Under Federal law, chain restaurants and similar food establishments with 20 or more locations (“covered restaurants”) must provide specific nutrition labeling information to customers. The federal law creates a single, national standard for all covered restaurants. These restaurants must clearly post calories for standard menu items on menus, menu boards, and drive-thru boards, along with a succinct statement regarding the suggested daily calorie intake. Similarly, covered restaurants must list calories next to self-serve food items offered in the restaurant, such as at buffets and salad bars. Upon request, covered restaurants must provide additional information in writing to customers, including the following: calories, calories from fat, total fat, saturated fat, cholesterol, sodium, carbohydrates, sugars, dietary fiber, and protein.
However, the law does not apply to the following items: 1) food items not on the menu (such as condiments or other items placed on the table/counter for general use), 2) most alcoholic drinks, 3) daily specials, 4) temporary menu items (on the menu for less than 60 days during the calendar year), 5) custom orders, and 6) customary test marketing items (on the menu for less than 90 days).
The new law contains a “reasonable basis” standard for restaurants to use in developing the nutritional disclosures.

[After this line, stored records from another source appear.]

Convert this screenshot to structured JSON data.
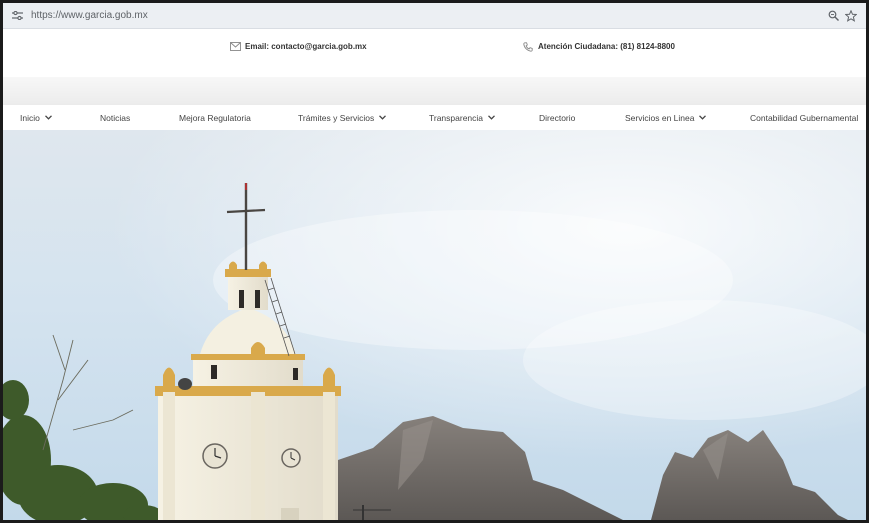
{
  "browser": {
    "url": "https://www.garcia.gob.mx"
  },
  "topbar": {
    "email_label": "Email: contacto@garcia.gob.mx",
    "phone_label": "Atención Ciudadana: (81) 8124-8800"
  },
  "nav": {
    "items": [
      {
        "label": "Inicio",
        "dropdown": true
      },
      {
        "label": "Noticias",
        "dropdown": false
      },
      {
        "label": "Mejora Regulatoria",
        "dropdown": false
      },
      {
        "label": "Trámites y Servicios",
        "dropdown": true
      },
      {
        "label": "Transparencia",
        "dropdown": true
      },
      {
        "label": "Directorio",
        "dropdown": false
      },
      {
        "label": "Servicios en Linea",
        "dropdown": true
      },
      {
        "label": "Contabilidad Gubernamental",
        "dropdown": false
      }
    ]
  },
  "icons": {
    "site_info": "tune-icon",
    "zoom": "magnifier-icon",
    "bookmark": "star-icon",
    "email": "envelope-icon",
    "phone": "phone-icon",
    "dropdown": "chevron-down-icon"
  },
  "colors": {
    "sky": "#cfe1ef",
    "church": "#f1ecdb",
    "church_trim": "#d9a94b",
    "mountain": "#6f6a66"
  }
}
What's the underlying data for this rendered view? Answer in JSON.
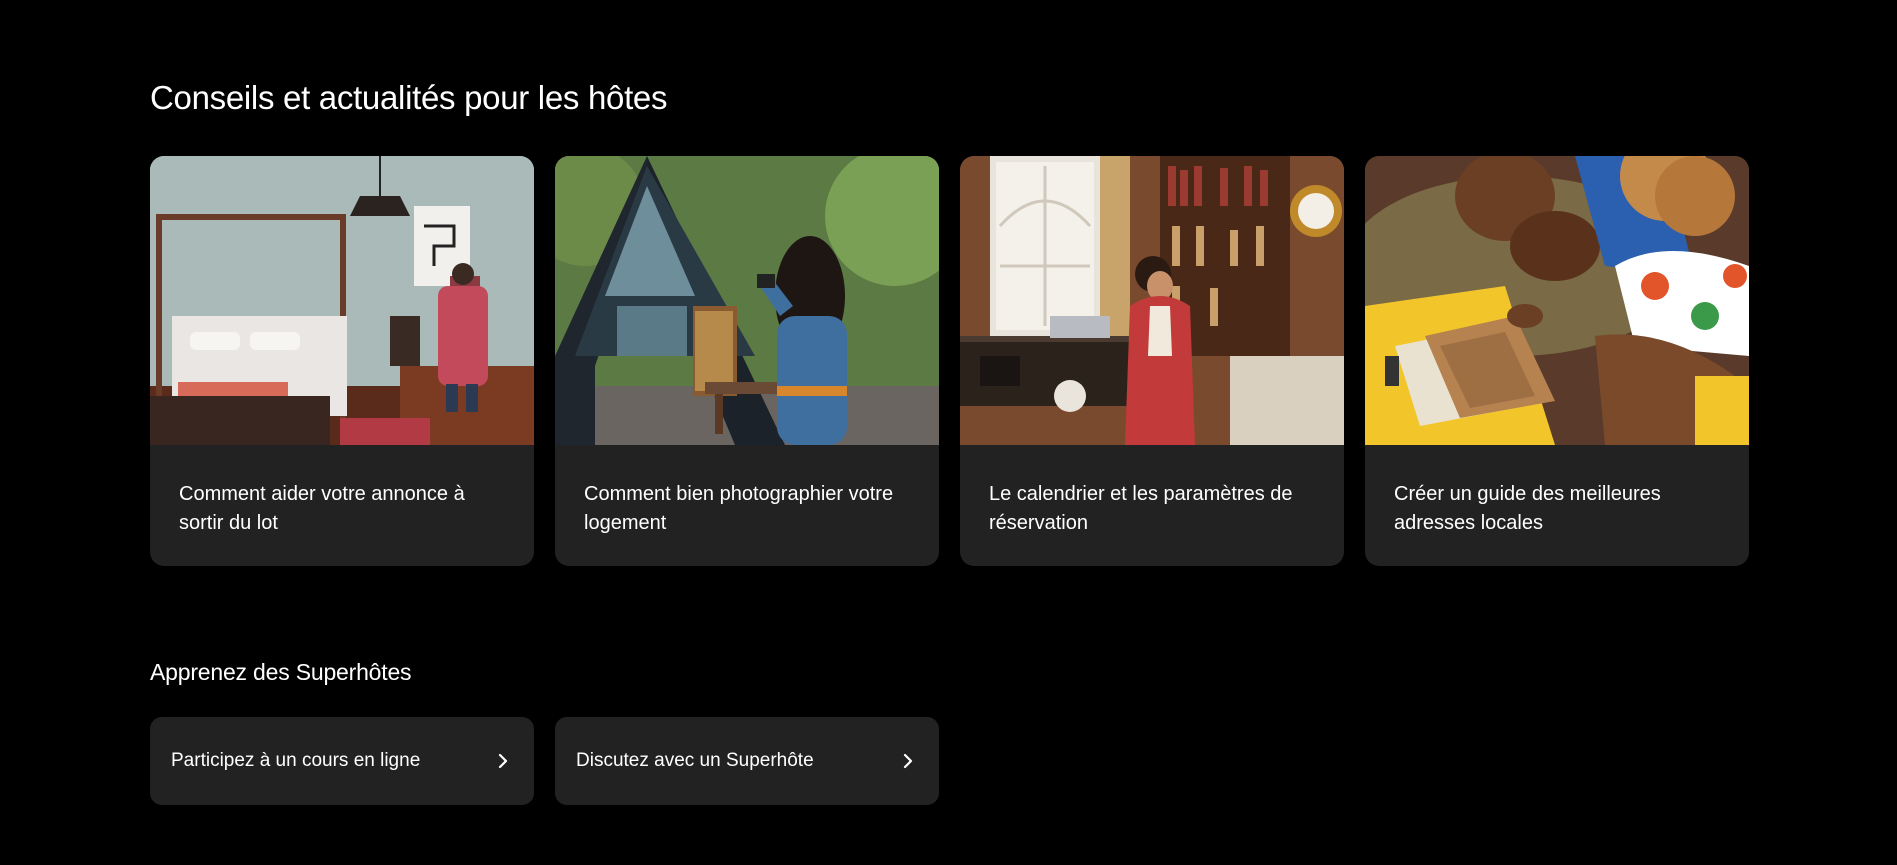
{
  "tips": {
    "title": "Conseils et actualités pour les hôtes",
    "cards": [
      {
        "label": "Comment aider votre annonce à sortir du lot"
      },
      {
        "label": "Comment bien photographier votre logement"
      },
      {
        "label": "Le calendrier et les paramètres de réservation"
      },
      {
        "label": "Créer un guide des meilleures adresses locales"
      }
    ]
  },
  "superhosts": {
    "title": "Apprenez des Superhôtes",
    "links": [
      {
        "label": "Participez à un cours en ligne",
        "icon": "chevron-right-icon"
      },
      {
        "label": "Discutez avec un Superhôte",
        "icon": "chevron-right-icon"
      }
    ]
  },
  "colors": {
    "background": "#000000",
    "card": "#222222",
    "text": "#ffffff"
  }
}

This standard will help protect restaurants from unreasonable litigation regarding the accuracy of the disclosures. That standard recognizes that preparing menu items is not an exact science and that the nutritional value of the same menu will vary somewhat from restaurant to restaurant. So long as restaurants base their nutritional calculations on a reasonable basis—such as nutrient databases, cookbooks, or laboratory analyses—they will comply with the law.
Covered restaurants will not be required to comply with the Federal law until the FDA finalizes the governing regulations. However, certain states and municipalities already have laws requiring nutrition disclosure. Covered restaurants are exempt from these laws to the extent such laws are inconsistent with Federal law. Other restaurants that register with the FDA and voluntarily comply with the Federal law will also be exempt from inconsistent state and local laws.